A Special Event Tour operator that offers a flight together with tickets to a special event must be in physical possession of the tickets being offered as part of the package or have a written contract for them. DOT encourages consumers to get their tickets ahead of time if possible or, alternatively, obtain written confirmation for the ticket at the time of purchase if a travel agent or other tour representative states that a ticket is included. Consumers may be entitled to a full refund if a tour operator does not have physical possession of the tickets or a written contract for the tickets at the time the tickets are sold.

The relevant guidance is available at:

If you have any questions, please contact Evelyn Sahr (, 202-659-6622) or Drew Derco (, 202-659-6665).



President Obama on December 22, 2014 signed into law H.R. 5462, which caps Transportation Security Administration (TSA)-imposed passenger security fees for US-based round-trip itineraries at $11.20.

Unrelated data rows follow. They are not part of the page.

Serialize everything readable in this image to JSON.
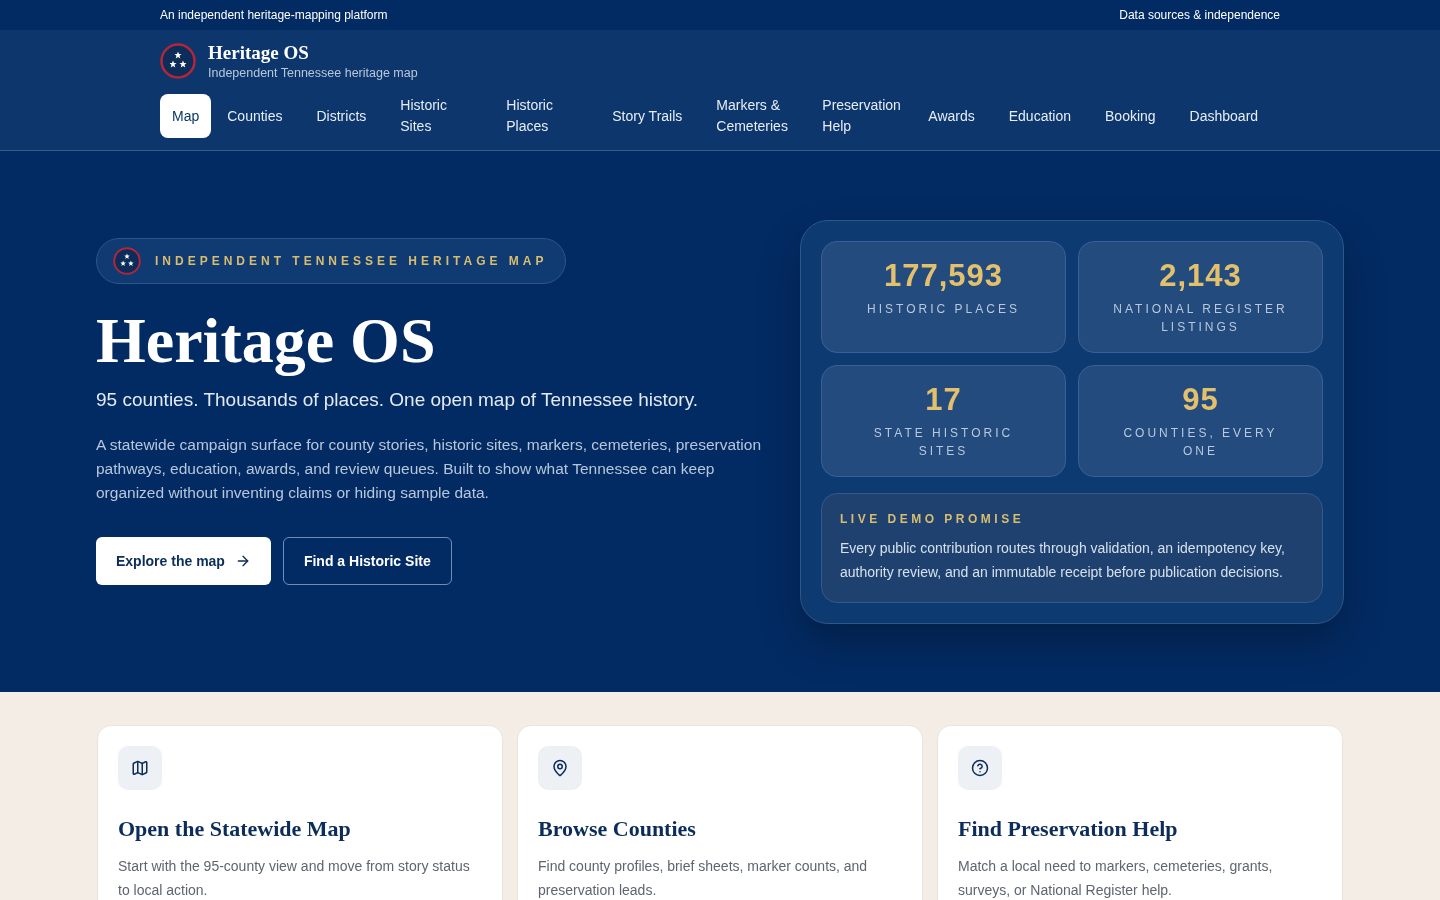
{
  "top_bar": {
    "tagline": "An independent heritage-mapping platform",
    "link": "Data sources & independence"
  },
  "brand": {
    "title": "Heritage OS",
    "subtitle": "Independent Tennessee heritage map"
  },
  "nav": [
    {
      "label": "Map",
      "selected": true
    },
    {
      "label": "Counties",
      "selected": false
    },
    {
      "label": "Districts",
      "selected": false
    },
    {
      "label": "Historic Sites",
      "selected": false
    },
    {
      "label": "Historic Places",
      "selected": false
    },
    {
      "label": "Story Trails",
      "selected": false
    },
    {
      "label": "Markers & Cemeteries",
      "selected": false
    },
    {
      "label": "Preservation Help",
      "selected": false
    },
    {
      "label": "Awards",
      "selected": false
    },
    {
      "label": "Education",
      "selected": false
    },
    {
      "label": "Booking",
      "selected": false
    },
    {
      "label": "Dashboard",
      "selected": false
    }
  ],
  "hero": {
    "eyebrow": "INDEPENDENT TENNESSEE HERITAGE MAP",
    "title": "Heritage OS",
    "lead": "95 counties. Thousands of places. One open map of Tennessee history.",
    "body": "A statewide campaign surface for county stories, historic sites, markers, cemeteries, preservation pathways, education, awards, and review queues. Built to show what Tennessee can keep organized without inventing claims or hiding sample data.",
    "primary_button": "Explore the map",
    "secondary_button": "Find a Historic Site"
  },
  "stats": [
    {
      "value": "177,593",
      "label": "HISTORIC PLACES"
    },
    {
      "value": "2,143",
      "label": "NATIONAL REGISTER LISTINGS"
    },
    {
      "value": "17",
      "label": "STATE HISTORIC SITES"
    },
    {
      "value": "95",
      "label": "COUNTIES, EVERY ONE"
    }
  ],
  "promise": {
    "heading": "LIVE DEMO PROMISE",
    "text": "Every public contribution routes through validation, an idempotency key, authority review, and an immutable receipt before publication decisions."
  },
  "cards": [
    {
      "title": "Open the Statewide Map",
      "text": "Start with the 95-county view and move from story status to local action."
    },
    {
      "title": "Browse Counties",
      "text": "Find county profiles, brief sheets, marker counts, and preservation leads."
    },
    {
      "title": "Find Preservation Help",
      "text": "Match a local need to markers, cemeteries, grants, surveys, or National Register help."
    }
  ]
}
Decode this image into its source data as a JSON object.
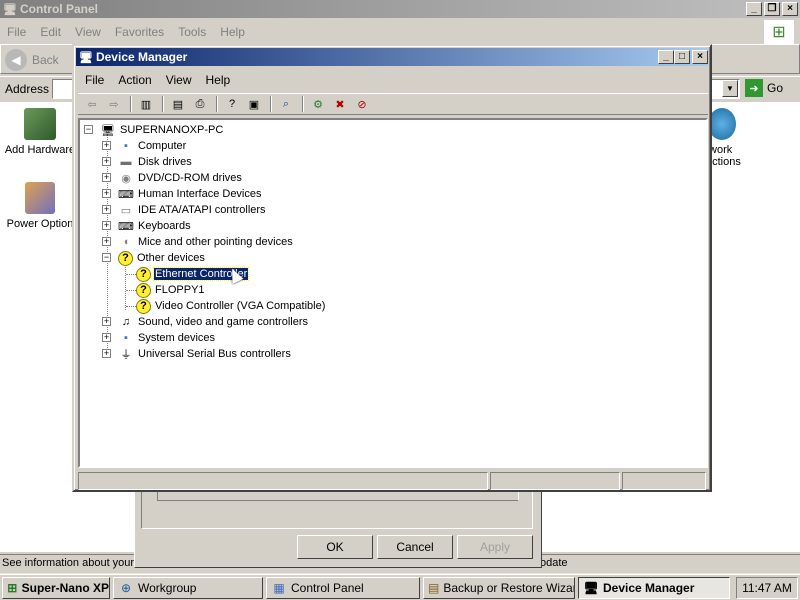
{
  "control_panel": {
    "title": "Control Panel",
    "menu": [
      "File",
      "Edit",
      "View",
      "Favorites",
      "Tools",
      "Help"
    ],
    "back_label": "Back",
    "address_label": "Address",
    "go_label": "Go",
    "icons": [
      {
        "label": "Add Hardware",
        "icon": "add-hardware-icon"
      },
      {
        "label": "Power Option",
        "icon": "power-options-icon"
      },
      {
        "label": "twork",
        "icon": "network-icon"
      },
      {
        "label": "ections",
        "icon": "network-icon"
      }
    ],
    "status_text": "See information about your",
    "status_tail": "odate"
  },
  "wizard": {
    "ok_label": "OK",
    "cancel_label": "Cancel",
    "apply_label": "Apply"
  },
  "device_manager": {
    "title": "Device Manager",
    "menu": [
      "File",
      "Action",
      "View",
      "Help"
    ],
    "root": "SUPERNANOXP-PC",
    "categories": [
      {
        "label": "Computer",
        "icon": "computer-icon"
      },
      {
        "label": "Disk drives",
        "icon": "disk-icon"
      },
      {
        "label": "DVD/CD-ROM drives",
        "icon": "cdrom-icon"
      },
      {
        "label": "Human Interface Devices",
        "icon": "hid-icon"
      },
      {
        "label": "IDE ATA/ATAPI controllers",
        "icon": "ide-icon"
      },
      {
        "label": "Keyboards",
        "icon": "keyboard-icon"
      },
      {
        "label": "Mice and other pointing devices",
        "icon": "mouse-icon"
      },
      {
        "label": "Other devices",
        "icon": "unknown-device-icon"
      },
      {
        "label": "Ethernet Controller",
        "icon": "unknown-device-icon"
      },
      {
        "label": "FLOPPY1",
        "icon": "unknown-device-icon"
      },
      {
        "label": "Video Controller (VGA Compatible)",
        "icon": "unknown-device-icon"
      },
      {
        "label": "Sound, video and game controllers",
        "icon": "sound-icon"
      },
      {
        "label": "System devices",
        "icon": "system-icon"
      },
      {
        "label": "Universal Serial Bus controllers",
        "icon": "usb-icon"
      }
    ]
  },
  "taskbar": {
    "items": [
      {
        "label": "Super-Nano XP",
        "icon": "windows-icon"
      },
      {
        "label": "Workgroup",
        "icon": "network-icon"
      },
      {
        "label": "Control Panel",
        "icon": "control-panel-icon"
      },
      {
        "label": "Backup or Restore Wizard",
        "icon": "backup-icon"
      },
      {
        "label": "Device Manager",
        "icon": "device-manager-icon"
      }
    ],
    "clock": "11:47 AM"
  }
}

Federal airline security fees were increased from $2.50 to $5.60 per one-way trip as part of the Balanced Budget Act of 2013 but TSA has routinely imposed the $5.60 tax for each stopover (a break in travel of more than four hours between two domestic flights) as opposed to the entire trip, which disproportionally hurt customers traveling from remote locations who commonly used more one-way trips to reach their final destination.

The bill, originally sponsored by Rep. Richard Hudson (R-North Carolina), passed both chambers of Congress unanimously and stipulates that “[fees] shall be $5.60 per one-way trip … except that the fee imposed per round trip shall not exceed $11.20.” While the legislation does cap the total cost of each one way trip at $11.20, it makes no mention of nor changes the final destination for collected fees, which under the Balanced Budget Act are directed to the government’s general fund. A4A estimates the new law will eliminate $60 million in potential revenue for the TSA.

If you have any questions, please contact Evelyn Sahr (, 202-659-6622) or Drew Derco (, 202-659-6665).